Work instruction: For each line of the data below, test for "true". Report only the number of lines that pass.

Input data:

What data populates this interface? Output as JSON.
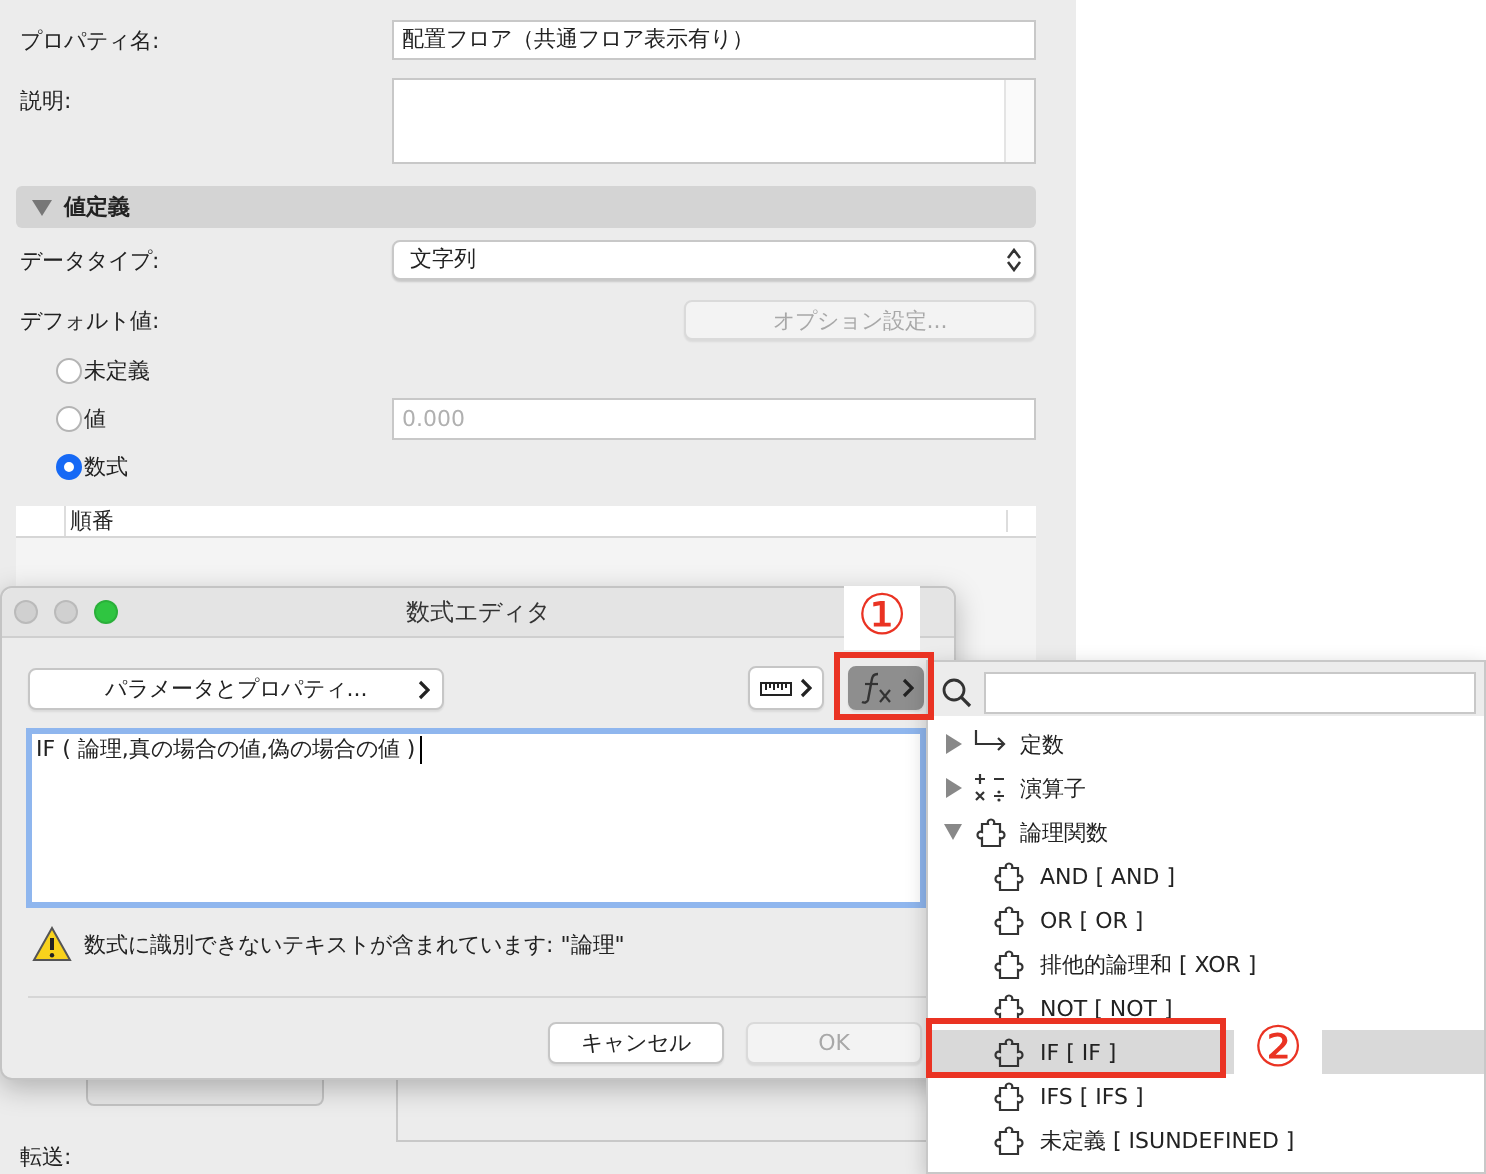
{
  "property_panel": {
    "name_label": "プロパティ名:",
    "name_value": "配置フロア（共通フロア表示有り）",
    "description_label": "説明:",
    "section": {
      "title": "値定義",
      "expanded": true
    },
    "data_type_label": "データタイプ:",
    "data_type_value": "文字列",
    "default_label": "デフォルト値:",
    "options_button": {
      "label": "オプション設定...",
      "disabled": true
    },
    "default_options": [
      {
        "label": "未定義",
        "selected": false
      },
      {
        "label": "値",
        "selected": false
      },
      {
        "label": "数式",
        "selected": true
      }
    ],
    "value_field": {
      "placeholder": "0.000"
    },
    "table": {
      "columns": [
        "順番"
      ]
    },
    "transfer_label": "転送:"
  },
  "formula_editor": {
    "title": "数式エディタ",
    "params_button": "パラメータとプロパティ...",
    "formula": "IF ( 論理,真の場合の値,偽の場合の値 )",
    "warning": "数式に識別できないテキストが含まれています: \"論理\"",
    "cancel_button": "キャンセル",
    "ok_button": {
      "label": "OK",
      "disabled": true
    }
  },
  "function_popup": {
    "tree": [
      {
        "label": "定数",
        "kind": "constants",
        "expanded": false
      },
      {
        "label": "演算子",
        "kind": "operators",
        "expanded": false
      },
      {
        "label": "論理関数",
        "kind": "functions",
        "expanded": true,
        "children": [
          {
            "label": "AND [ AND ]",
            "selected": false
          },
          {
            "label": "OR [ OR ]",
            "selected": false
          },
          {
            "label": "排他的論理和 [ XOR ]",
            "selected": false
          },
          {
            "label": "NOT [ NOT ]",
            "selected": false
          },
          {
            "label": "IF [ IF ]",
            "selected": true
          },
          {
            "label": "IFS [ IFS ]",
            "selected": false
          },
          {
            "label": "未定義 [ ISUNDEFINED ]",
            "selected": false
          }
        ]
      }
    ]
  },
  "annotations": [
    {
      "label": "①"
    },
    {
      "label": "②"
    }
  ]
}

Worked solution: 6